> [ABOUT THIS EXERCISE]: Below are entries; count the lines among them that contain the word "right", and give only the count.

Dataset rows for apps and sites
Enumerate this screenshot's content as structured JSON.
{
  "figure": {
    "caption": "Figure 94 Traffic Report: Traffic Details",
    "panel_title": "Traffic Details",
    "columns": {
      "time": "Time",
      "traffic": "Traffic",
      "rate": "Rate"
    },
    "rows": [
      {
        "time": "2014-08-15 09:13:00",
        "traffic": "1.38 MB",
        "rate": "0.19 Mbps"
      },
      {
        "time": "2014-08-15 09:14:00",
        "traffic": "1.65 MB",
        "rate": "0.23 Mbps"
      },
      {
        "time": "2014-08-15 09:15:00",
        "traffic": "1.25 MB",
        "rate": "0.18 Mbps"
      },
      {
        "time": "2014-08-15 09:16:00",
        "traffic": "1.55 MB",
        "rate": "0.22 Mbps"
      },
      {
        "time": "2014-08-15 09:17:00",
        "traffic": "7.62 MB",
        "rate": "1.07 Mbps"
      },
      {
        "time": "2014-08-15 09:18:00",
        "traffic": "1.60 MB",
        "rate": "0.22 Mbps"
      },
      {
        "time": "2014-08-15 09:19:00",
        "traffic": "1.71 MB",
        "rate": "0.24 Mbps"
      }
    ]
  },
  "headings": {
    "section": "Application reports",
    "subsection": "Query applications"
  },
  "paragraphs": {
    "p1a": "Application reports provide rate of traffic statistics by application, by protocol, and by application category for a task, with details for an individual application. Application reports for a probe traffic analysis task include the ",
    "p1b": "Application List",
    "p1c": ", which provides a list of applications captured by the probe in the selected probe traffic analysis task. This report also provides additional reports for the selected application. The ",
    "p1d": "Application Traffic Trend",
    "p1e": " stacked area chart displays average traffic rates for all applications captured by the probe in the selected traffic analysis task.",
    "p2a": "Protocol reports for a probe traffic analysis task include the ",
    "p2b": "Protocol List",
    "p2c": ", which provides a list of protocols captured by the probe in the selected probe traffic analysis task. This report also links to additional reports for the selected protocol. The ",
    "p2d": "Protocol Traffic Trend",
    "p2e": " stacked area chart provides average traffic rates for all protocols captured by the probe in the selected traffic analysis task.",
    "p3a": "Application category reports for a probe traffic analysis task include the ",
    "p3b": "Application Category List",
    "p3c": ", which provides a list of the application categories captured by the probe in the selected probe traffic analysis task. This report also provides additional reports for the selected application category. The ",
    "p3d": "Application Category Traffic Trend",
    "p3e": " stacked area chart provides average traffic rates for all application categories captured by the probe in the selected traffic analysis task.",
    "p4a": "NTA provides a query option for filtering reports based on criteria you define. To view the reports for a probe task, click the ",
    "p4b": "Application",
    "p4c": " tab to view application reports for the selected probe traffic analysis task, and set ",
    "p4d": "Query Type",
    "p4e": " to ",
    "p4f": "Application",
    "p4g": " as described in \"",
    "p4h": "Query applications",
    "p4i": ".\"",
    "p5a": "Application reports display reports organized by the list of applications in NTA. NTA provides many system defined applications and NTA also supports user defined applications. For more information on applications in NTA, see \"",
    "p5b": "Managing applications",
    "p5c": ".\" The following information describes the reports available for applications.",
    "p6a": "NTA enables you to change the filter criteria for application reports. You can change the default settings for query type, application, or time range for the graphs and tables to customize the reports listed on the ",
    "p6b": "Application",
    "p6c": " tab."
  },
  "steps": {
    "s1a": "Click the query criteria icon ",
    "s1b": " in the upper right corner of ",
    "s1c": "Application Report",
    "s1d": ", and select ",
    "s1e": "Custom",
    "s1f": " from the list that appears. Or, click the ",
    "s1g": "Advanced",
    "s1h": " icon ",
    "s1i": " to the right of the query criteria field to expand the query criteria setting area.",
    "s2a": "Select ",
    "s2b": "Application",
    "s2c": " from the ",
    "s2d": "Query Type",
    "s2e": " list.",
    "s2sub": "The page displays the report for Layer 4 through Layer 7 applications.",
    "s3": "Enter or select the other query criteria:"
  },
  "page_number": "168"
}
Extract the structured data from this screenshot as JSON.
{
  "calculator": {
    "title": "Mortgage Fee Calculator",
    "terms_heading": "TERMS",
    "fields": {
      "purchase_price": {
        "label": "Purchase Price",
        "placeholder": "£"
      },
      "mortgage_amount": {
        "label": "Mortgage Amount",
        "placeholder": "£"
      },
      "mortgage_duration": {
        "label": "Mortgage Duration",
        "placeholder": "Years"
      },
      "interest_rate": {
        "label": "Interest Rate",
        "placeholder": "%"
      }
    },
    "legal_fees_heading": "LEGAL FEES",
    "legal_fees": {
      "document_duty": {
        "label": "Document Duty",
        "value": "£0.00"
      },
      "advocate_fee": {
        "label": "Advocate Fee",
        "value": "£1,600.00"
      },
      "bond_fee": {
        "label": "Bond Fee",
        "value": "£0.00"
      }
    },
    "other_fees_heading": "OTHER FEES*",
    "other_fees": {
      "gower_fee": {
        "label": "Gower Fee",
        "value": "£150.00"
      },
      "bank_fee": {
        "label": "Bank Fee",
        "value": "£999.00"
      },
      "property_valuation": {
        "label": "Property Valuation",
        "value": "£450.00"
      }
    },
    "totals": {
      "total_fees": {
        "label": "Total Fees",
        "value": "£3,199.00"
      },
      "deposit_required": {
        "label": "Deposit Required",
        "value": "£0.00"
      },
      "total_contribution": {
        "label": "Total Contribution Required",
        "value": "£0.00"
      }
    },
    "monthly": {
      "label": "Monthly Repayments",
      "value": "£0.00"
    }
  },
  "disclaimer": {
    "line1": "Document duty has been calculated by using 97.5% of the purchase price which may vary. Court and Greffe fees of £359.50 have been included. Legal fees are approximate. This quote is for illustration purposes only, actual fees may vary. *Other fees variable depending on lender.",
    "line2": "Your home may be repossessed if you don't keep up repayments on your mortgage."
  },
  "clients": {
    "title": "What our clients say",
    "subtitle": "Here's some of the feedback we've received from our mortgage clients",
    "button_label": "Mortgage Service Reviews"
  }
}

> [OUTPUT FOR THIS EXERCISE]: 2